Sustainable construction has become a goal for owners across the globe. While much attention has gone to reducing cement use and minimizing power and water consumption, an often overlooked aspect is the durability and service life of the final structure. However, this is undoubtedly one of the key parameters influencing structural sustainability. By using migrating corrosion inhibitors in severely corrosive environments, structures should have a stronger resistance to corrosion and therefore possess greater durability. Such increased durability would then mean fewer repairs, greater structural integrity, and longer service life—all leading to greater sustainability.
In order to earn certain LEED credits, ensure that the migrating corrosion inhibitor you want to use is made from a renewable raw material. Those that are can be an excellent addition to building projects around the world seeking to meet sustainability standards such as the Estidama Pearl Rating System and BREEAM.
About the authors
Ivana Liposcak is MCI Technical Sales Manager at Cortec Corporation with a demonstrated history of working in the gas, petroleum, drilling, and construction industries. She graduated as a Civil and Material Science Engineer from the Faculty of Civil Engineering, University of Zagreb, Croatia. In the last 17 years, she has been working and specializing in geotechnical and concrete corrosion engineering.

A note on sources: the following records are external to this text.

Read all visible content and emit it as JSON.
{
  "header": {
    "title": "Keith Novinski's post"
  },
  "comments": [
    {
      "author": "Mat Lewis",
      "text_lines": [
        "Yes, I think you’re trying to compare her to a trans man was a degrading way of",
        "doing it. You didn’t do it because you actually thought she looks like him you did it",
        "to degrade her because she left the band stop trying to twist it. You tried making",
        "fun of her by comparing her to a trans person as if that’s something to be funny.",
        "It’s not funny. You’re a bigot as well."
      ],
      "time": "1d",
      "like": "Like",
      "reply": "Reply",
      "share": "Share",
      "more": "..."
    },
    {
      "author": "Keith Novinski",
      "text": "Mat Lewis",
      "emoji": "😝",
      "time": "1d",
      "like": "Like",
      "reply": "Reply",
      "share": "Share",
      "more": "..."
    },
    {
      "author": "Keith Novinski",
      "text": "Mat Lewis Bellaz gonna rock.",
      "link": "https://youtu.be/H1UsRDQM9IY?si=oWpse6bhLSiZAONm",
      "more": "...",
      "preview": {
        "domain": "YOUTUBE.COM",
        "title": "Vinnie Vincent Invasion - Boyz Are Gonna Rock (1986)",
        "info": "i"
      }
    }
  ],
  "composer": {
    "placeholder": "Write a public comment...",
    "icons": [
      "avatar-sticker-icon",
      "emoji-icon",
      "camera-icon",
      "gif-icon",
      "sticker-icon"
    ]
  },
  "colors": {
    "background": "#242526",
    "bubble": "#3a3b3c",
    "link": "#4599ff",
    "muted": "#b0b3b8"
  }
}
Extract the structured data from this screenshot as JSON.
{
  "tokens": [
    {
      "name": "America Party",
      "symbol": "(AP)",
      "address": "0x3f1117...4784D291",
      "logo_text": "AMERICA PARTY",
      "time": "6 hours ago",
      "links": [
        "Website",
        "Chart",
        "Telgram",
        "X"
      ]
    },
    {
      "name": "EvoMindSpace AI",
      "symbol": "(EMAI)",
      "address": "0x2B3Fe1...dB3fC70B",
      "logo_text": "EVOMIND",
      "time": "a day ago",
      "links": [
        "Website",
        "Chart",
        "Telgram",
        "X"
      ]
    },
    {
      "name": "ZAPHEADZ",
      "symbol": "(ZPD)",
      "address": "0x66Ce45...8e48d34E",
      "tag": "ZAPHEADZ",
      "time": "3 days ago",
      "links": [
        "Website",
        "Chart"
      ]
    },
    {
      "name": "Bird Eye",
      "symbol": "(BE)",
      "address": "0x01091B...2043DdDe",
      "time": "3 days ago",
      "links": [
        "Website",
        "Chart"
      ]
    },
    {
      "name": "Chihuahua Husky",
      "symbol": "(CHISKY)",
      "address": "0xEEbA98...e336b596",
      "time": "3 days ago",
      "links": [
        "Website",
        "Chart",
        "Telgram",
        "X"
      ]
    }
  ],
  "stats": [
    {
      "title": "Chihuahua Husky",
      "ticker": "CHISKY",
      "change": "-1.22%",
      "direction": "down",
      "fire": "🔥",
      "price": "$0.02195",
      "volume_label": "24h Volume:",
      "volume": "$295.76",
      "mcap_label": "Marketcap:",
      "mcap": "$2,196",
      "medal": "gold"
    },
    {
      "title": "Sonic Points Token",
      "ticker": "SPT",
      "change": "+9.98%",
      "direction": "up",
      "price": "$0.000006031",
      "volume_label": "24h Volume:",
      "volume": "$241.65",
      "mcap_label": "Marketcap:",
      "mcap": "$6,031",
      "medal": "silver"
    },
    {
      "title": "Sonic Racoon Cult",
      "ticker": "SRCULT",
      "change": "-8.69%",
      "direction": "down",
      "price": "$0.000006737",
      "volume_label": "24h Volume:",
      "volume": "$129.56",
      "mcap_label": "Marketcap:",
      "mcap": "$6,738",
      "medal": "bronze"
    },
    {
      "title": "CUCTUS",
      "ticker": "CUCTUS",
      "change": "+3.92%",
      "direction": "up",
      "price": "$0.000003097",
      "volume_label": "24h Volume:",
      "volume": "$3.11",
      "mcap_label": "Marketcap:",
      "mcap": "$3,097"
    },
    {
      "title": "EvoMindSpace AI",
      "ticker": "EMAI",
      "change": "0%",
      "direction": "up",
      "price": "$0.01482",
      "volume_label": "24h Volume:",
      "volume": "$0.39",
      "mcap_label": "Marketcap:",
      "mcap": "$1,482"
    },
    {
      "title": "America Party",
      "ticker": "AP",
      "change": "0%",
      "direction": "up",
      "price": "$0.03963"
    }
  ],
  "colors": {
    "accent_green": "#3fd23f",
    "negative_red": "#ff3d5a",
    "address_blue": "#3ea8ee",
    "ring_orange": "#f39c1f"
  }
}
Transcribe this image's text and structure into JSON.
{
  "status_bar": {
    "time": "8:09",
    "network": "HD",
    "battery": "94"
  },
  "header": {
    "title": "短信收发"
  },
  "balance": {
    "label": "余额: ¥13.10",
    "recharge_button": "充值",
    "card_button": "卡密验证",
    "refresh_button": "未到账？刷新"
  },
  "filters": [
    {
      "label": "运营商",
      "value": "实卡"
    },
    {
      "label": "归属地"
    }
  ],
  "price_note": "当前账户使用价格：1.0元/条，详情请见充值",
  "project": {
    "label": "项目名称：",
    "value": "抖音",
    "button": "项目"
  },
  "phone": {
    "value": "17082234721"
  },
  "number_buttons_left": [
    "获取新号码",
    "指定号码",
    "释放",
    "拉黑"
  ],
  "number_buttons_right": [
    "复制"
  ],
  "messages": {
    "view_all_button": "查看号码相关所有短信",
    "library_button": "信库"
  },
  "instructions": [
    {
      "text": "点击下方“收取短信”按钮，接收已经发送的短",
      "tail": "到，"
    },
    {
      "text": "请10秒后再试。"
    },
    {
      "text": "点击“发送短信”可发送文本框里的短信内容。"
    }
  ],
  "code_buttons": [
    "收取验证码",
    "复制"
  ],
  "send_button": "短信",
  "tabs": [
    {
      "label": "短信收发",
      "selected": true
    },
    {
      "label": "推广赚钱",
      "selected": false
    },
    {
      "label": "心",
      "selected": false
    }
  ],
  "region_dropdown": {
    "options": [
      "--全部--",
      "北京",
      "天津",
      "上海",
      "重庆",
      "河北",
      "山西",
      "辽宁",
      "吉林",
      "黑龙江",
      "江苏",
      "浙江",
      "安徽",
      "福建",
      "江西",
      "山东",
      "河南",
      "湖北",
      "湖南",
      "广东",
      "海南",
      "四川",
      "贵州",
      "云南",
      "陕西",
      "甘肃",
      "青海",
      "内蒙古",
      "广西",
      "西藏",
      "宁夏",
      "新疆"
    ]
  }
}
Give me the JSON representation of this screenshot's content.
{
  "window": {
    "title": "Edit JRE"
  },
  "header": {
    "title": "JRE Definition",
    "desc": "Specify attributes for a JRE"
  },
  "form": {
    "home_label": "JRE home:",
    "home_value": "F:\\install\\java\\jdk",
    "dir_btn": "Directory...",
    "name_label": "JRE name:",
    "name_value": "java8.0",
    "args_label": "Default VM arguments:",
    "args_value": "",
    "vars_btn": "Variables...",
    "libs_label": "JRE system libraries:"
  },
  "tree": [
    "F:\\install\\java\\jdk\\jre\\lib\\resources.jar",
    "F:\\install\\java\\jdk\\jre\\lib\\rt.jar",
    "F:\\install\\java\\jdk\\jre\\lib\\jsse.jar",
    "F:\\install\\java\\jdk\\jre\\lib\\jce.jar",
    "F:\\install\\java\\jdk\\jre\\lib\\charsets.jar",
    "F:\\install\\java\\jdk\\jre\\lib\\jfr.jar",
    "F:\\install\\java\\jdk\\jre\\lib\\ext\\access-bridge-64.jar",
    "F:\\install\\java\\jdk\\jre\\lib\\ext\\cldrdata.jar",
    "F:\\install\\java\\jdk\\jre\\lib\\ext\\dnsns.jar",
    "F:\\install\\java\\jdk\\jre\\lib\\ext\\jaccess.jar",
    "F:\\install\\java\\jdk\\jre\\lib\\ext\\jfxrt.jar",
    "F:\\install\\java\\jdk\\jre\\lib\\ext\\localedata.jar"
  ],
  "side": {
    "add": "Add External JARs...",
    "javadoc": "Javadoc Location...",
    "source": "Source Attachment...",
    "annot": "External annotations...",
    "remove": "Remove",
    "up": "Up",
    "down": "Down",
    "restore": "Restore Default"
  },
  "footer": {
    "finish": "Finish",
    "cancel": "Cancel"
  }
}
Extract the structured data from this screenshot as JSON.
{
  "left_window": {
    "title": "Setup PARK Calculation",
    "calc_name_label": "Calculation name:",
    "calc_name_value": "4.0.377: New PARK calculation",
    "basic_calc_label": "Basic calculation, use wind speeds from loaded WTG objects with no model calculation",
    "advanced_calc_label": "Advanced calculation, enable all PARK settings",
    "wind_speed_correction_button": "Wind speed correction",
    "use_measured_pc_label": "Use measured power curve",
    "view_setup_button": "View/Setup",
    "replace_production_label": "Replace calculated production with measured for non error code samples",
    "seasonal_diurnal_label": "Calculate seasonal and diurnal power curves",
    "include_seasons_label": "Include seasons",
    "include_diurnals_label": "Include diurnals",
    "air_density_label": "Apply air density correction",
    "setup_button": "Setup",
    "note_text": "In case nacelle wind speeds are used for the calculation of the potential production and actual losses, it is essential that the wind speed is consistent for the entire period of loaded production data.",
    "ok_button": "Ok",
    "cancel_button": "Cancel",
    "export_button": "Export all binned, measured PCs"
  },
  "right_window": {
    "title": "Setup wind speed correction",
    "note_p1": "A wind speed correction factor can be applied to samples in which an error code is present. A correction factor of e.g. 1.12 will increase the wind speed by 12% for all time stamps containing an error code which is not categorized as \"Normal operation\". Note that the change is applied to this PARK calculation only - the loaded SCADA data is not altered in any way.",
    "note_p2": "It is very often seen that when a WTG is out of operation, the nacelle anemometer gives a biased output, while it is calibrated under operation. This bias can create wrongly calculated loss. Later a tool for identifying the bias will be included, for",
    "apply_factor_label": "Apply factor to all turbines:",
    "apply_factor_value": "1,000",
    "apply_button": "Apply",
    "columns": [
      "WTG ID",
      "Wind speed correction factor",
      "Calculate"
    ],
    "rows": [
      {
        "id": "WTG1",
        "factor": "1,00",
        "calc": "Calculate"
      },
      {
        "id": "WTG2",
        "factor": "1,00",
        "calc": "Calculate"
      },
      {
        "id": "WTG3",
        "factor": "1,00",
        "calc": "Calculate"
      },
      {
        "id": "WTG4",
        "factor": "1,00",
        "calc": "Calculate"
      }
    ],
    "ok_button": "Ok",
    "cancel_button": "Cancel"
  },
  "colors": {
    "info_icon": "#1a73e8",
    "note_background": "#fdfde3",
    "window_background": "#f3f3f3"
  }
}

Ana Juraga has been a content writer at Cortec Corporation for 10 years. Besides dealing with media relations she collaborates with Cortec’s engineers and chemists in creating informative technical content. She is passionate about educating the engineering community about green corrosion-inhibiting technologies and numerous advances in this field.